# ASSIGNMENT:
Your reply should reproduce each line below exactly and carry none of the pictures.

[[ RECORDS PROVIDED open ]]

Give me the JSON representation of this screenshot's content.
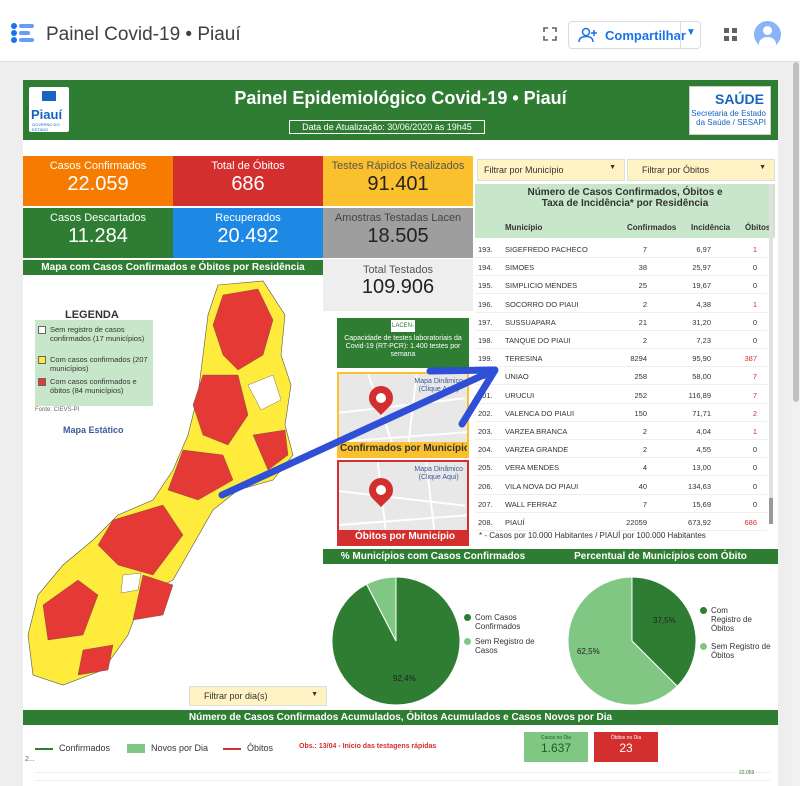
{
  "app": {
    "title": "Painel Covid-19 • Piauí",
    "share_label": "Compartilhar"
  },
  "header": {
    "title": "Painel Epidemiológico Covid-19 • Piauí",
    "update": "Data de Atualização: 30/06/2020 às 19h45",
    "logo_left": "Piauí",
    "logo_left_sub": "GOVERNO DO ESTADO",
    "logo_right_title": "SAÚDE",
    "logo_right_sub1": "Secretaria de Estado",
    "logo_right_sub2": "da Saúde / SESAPI"
  },
  "kpis": {
    "confirmados": {
      "label": "Casos Confirmados",
      "value": "22.059"
    },
    "obitos": {
      "label": "Total de Óbitos",
      "value": "686"
    },
    "testes_rapidos": {
      "label": "Testes Rápidos Realizados",
      "value": "91.401"
    },
    "descartados": {
      "label": "Casos Descartados",
      "value": "11.284"
    },
    "recuperados": {
      "label": "Recuperados",
      "value": "20.492"
    },
    "amostras": {
      "label": "Amostras Testadas Lacen",
      "value": "18.505"
    },
    "total_testado": {
      "label": "Total Testados",
      "value": "109.906"
    }
  },
  "filters": {
    "municipio": "Filtrar por Município",
    "obitos": "Filtrar por Óbitos",
    "dia": "Filtrar por dia(s)"
  },
  "map": {
    "title": "Mapa com Casos Confirmados e Óbitos por Residência",
    "legend_title": "LEGENDA",
    "legend": [
      {
        "text": "Sem registro de casos confirmados (17 municípios)",
        "color": "#ffffff"
      },
      {
        "text": "Com casos confirmados (207 municípios)",
        "color": "#ffeb3b"
      },
      {
        "text": "Com casos confirmados e óbitos (84 municípios)",
        "color": "#e53935"
      }
    ],
    "source": "Fonte: CIEVS-PI",
    "static_label": "Mapa Estático"
  },
  "capacity": {
    "lacen": "LACEN-PI",
    "text": "Capacidade de testes laboratoriais da Covid-19 (RT-PCR): 1.400 testes por semana"
  },
  "map_cards": {
    "confirmados": {
      "dyn1": "Mapa Dinâmico",
      "dyn2": "(Clique Aqui)",
      "footer": "Confirmados por Município"
    },
    "obitos": {
      "dyn1": "Mapa Dinâmico",
      "dyn2": "(Clique Aqui)",
      "footer": "Óbitos por Município"
    }
  },
  "table": {
    "title1": "Número de Casos Confirmados, Óbitos e",
    "title2": "Taxa de Incidência* por Residência",
    "columns": [
      "Município",
      "Confirmados",
      "Incidência",
      "Óbitos"
    ],
    "rows": [
      [
        "193.",
        "SIGEFREDO PACHECO",
        "7",
        "6,97",
        "1"
      ],
      [
        "194.",
        "SIMOES",
        "38",
        "25,97",
        "0"
      ],
      [
        "195.",
        "SIMPLICIO MENDES",
        "25",
        "19,67",
        "0"
      ],
      [
        "196.",
        "SOCORRO DO PIAUI",
        "2",
        "4,38",
        "1"
      ],
      [
        "197.",
        "SUSSUAPARA",
        "21",
        "31,20",
        "0"
      ],
      [
        "198.",
        "TANQUE DO PIAUI",
        "2",
        "7,23",
        "0"
      ],
      [
        "199.",
        "TERESINA",
        "8294",
        "95,90",
        "387"
      ],
      [
        "200.",
        "UNIAO",
        "258",
        "58,00",
        "7"
      ],
      [
        "201.",
        "URUCUI",
        "252",
        "116,89",
        "7"
      ],
      [
        "202.",
        "VALENCA DO PIAUI",
        "150",
        "71,71",
        "2"
      ],
      [
        "203.",
        "VARZEA BRANCA",
        "2",
        "4,04",
        "1"
      ],
      [
        "204.",
        "VARZEA GRANDE",
        "2",
        "4,55",
        "0"
      ],
      [
        "205.",
        "VERA MENDES",
        "4",
        "13,00",
        "0"
      ],
      [
        "206.",
        "VILA NOVA DO PIAUI",
        "40",
        "134,63",
        "0"
      ],
      [
        "207.",
        "WALL FERRAZ",
        "7",
        "15,69",
        "0"
      ],
      [
        "208.",
        "PIAUÍ",
        "22059",
        "673,92",
        "686"
      ]
    ],
    "footnote": "* - Casos por 10.000 Habitantes / PIAUÍ por 100.000 Habitantes"
  },
  "pies": {
    "municipios_confirmados": {
      "title": "% Municípios com Casos Confirmados",
      "legend": [
        "Com Casos Confirmados",
        "Sem Registro de Casos"
      ],
      "pct_main": "92,4%"
    },
    "municipios_obito": {
      "title": "Percentual de Municípios com Óbito",
      "legend": [
        "Com Registro de Óbitos",
        "Sem Registro de Óbitos"
      ],
      "pct_main": "62,5%",
      "pct_second": "37,5%"
    }
  },
  "chart_data": [
    {
      "type": "pie",
      "title": "% Municípios com Casos Confirmados",
      "labels": [
        "Com Casos Confirmados",
        "Sem Registro de Casos"
      ],
      "values": [
        92.4,
        7.6
      ],
      "colors": [
        "#2e7d32",
        "#81c784"
      ]
    },
    {
      "type": "pie",
      "title": "Percentual de Municípios com Óbito",
      "labels": [
        "Com Registro de Óbitos",
        "Sem Registro de Óbitos"
      ],
      "values": [
        37.5,
        62.5
      ],
      "colors": [
        "#2e7d32",
        "#81c784"
      ]
    }
  ],
  "bottom": {
    "title": "Número de Casos Confirmados Acumulados, Óbitos Acumulados e Casos Novos por Dia",
    "legend": [
      "Confirmados",
      "Novos por Dia",
      "Óbitos"
    ],
    "obs": "Obs.: 13/04 - Início das testagens rápidas",
    "novos_dia_label": "Casos no Dia",
    "novos_dia_value": "1.637",
    "obitos_dia_label": "Óbitos no Dia",
    "obitos_dia_value": "23",
    "y_label": "2...",
    "end_value": "22.059"
  },
  "colors": {
    "green": "#2e7d32",
    "orange": "#f57c00",
    "red": "#d32f2f",
    "yellow": "#fbc02d",
    "blue": "#1e88e5",
    "gray": "#9e9e9e",
    "annotation_arrow": "#2f4fd6"
  }
}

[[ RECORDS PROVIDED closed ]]

# RESPONSE:
Give me the JSON representation of this screenshot's content.
{
  "app": {
    "title": "Painel Covid-19 • Piauí",
    "share_label": "Compartilhar"
  },
  "header": {
    "title": "Painel Epidemiológico Covid-19 • Piauí",
    "update": "Data de Atualização: 30/06/2020 às 19h45",
    "logo_left": "Piauí",
    "logo_left_sub": "GOVERNO DO ESTADO",
    "logo_right_title": "SAÚDE",
    "logo_right_sub1": "Secretaria de Estado",
    "logo_right_sub2": "da Saúde / SESAPI"
  },
  "kpis": {
    "confirmados": {
      "label": "Casos Confirmados",
      "value": "22.059"
    },
    "obitos": {
      "label": "Total de Óbitos",
      "value": "686"
    },
    "testes_rapidos": {
      "label": "Testes Rápidos Realizados",
      "value": "91.401"
    },
    "descartados": {
      "label": "Casos Descartados",
      "value": "11.284"
    },
    "recuperados": {
      "label": "Recuperados",
      "value": "20.492"
    },
    "amostras": {
      "label": "Amostras Testadas Lacen",
      "value": "18.505"
    },
    "total_testado": {
      "label": "Total Testados",
      "value": "109.906"
    }
  },
  "filters": {
    "municipio": "Filtrar por Município",
    "obitos": "Filtrar por Óbitos",
    "dia": "Filtrar por dia(s)"
  },
  "map": {
    "title": "Mapa com Casos Confirmados e Óbitos por Residência",
    "legend_title": "LEGENDA",
    "legend": [
      {
        "text": "Sem registro de casos confirmados (17 municípios)",
        "color": "#ffffff"
      },
      {
        "text": "Com casos confirmados (207 municípios)",
        "color": "#ffeb3b"
      },
      {
        "text": "Com casos confirmados e óbitos (84 municípios)",
        "color": "#e53935"
      }
    ],
    "source": "Fonte: CIEVS-PI",
    "static_label": "Mapa Estático"
  },
  "capacity": {
    "lacen": "LACEN-PI",
    "text": "Capacidade de testes laboratoriais da Covid-19 (RT-PCR): 1.400 testes por semana"
  },
  "map_cards": {
    "confirmados": {
      "dyn1": "Mapa Dinâmico",
      "dyn2": "(Clique Aqui)",
      "footer": "Confirmados por Município"
    },
    "obitos": {
      "dyn1": "Mapa Dinâmico",
      "dyn2": "(Clique Aqui)",
      "footer": "Óbitos por Município"
    }
  },
  "table": {
    "title1": "Número de Casos Confirmados, Óbitos e",
    "title2": "Taxa de Incidência* por Residência",
    "columns": [
      "Município",
      "Confirmados",
      "Incidência",
      "Óbitos"
    ],
    "rows": [
      [
        "193.",
        "SIGEFREDO PACHECO",
        "7",
        "6,97",
        "1"
      ],
      [
        "194.",
        "SIMOES",
        "38",
        "25,97",
        "0"
      ],
      [
        "195.",
        "SIMPLICIO MENDES",
        "25",
        "19,67",
        "0"
      ],
      [
        "196.",
        "SOCORRO DO PIAUI",
        "2",
        "4,38",
        "1"
      ],
      [
        "197.",
        "SUSSUAPARA",
        "21",
        "31,20",
        "0"
      ],
      [
        "198.",
        "TANQUE DO PIAUI",
        "2",
        "7,23",
        "0"
      ],
      [
        "199.",
        "TERESINA",
        "8294",
        "95,90",
        "387"
      ],
      [
        "200.",
        "UNIAO",
        "258",
        "58,00",
        "7"
      ],
      [
        "201.",
        "URUCUI",
        "252",
        "116,89",
        "7"
      ],
      [
        "202.",
        "VALENCA DO PIAUI",
        "150",
        "71,71",
        "2"
      ],
      [
        "203.",
        "VARZEA BRANCA",
        "2",
        "4,04",
        "1"
      ],
      [
        "204.",
        "VARZEA GRANDE",
        "2",
        "4,55",
        "0"
      ],
      [
        "205.",
        "VERA MENDES",
        "4",
        "13,00",
        "0"
      ],
      [
        "206.",
        "VILA NOVA DO PIAUI",
        "40",
        "134,63",
        "0"
      ],
      [
        "207.",
        "WALL FERRAZ",
        "7",
        "15,69",
        "0"
      ],
      [
        "208.",
        "PIAUÍ",
        "22059",
        "673,92",
        "686"
      ]
    ],
    "footnote": "* - Casos por 10.000 Habitantes / PIAUÍ por 100.000 Habitantes"
  },
  "pies": {
    "municipios_confirmados": {
      "title": "% Municípios com Casos Confirmados",
      "legend": [
        "Com Casos Confirmados",
        "Sem Registro de Casos"
      ],
      "pct_main": "92,4%"
    },
    "municipios_obito": {
      "title": "Percentual de Municípios com Óbito",
      "legend": [
        "Com Registro de Óbitos",
        "Sem Registro de Óbitos"
      ],
      "pct_main": "62,5%",
      "pct_second": "37,5%"
    }
  },
  "chart_data": [
    {
      "type": "pie",
      "title": "% Municípios com Casos Confirmados",
      "labels": [
        "Com Casos Confirmados",
        "Sem Registro de Casos"
      ],
      "values": [
        92.4,
        7.6
      ],
      "colors": [
        "#2e7d32",
        "#81c784"
      ]
    },
    {
      "type": "pie",
      "title": "Percentual de Municípios com Óbito",
      "labels": [
        "Com Registro de Óbitos",
        "Sem Registro de Óbitos"
      ],
      "values": [
        37.5,
        62.5
      ],
      "colors": [
        "#2e7d32",
        "#81c784"
      ]
    }
  ],
  "bottom": {
    "title": "Número de Casos Confirmados Acumulados, Óbitos Acumulados e Casos Novos por Dia",
    "legend": [
      "Confirmados",
      "Novos por Dia",
      "Óbitos"
    ],
    "obs": "Obs.: 13/04 - Início das testagens rápidas",
    "novos_dia_label": "Casos no Dia",
    "novos_dia_value": "1.637",
    "obitos_dia_label": "Óbitos no Dia",
    "obitos_dia_value": "23",
    "y_label": "2...",
    "end_value": "22.059"
  },
  "colors": {
    "green": "#2e7d32",
    "orange": "#f57c00",
    "red": "#d32f2f",
    "yellow": "#fbc02d",
    "blue": "#1e88e5",
    "gray": "#9e9e9e",
    "annotation_arrow": "#2f4fd6"
  }
}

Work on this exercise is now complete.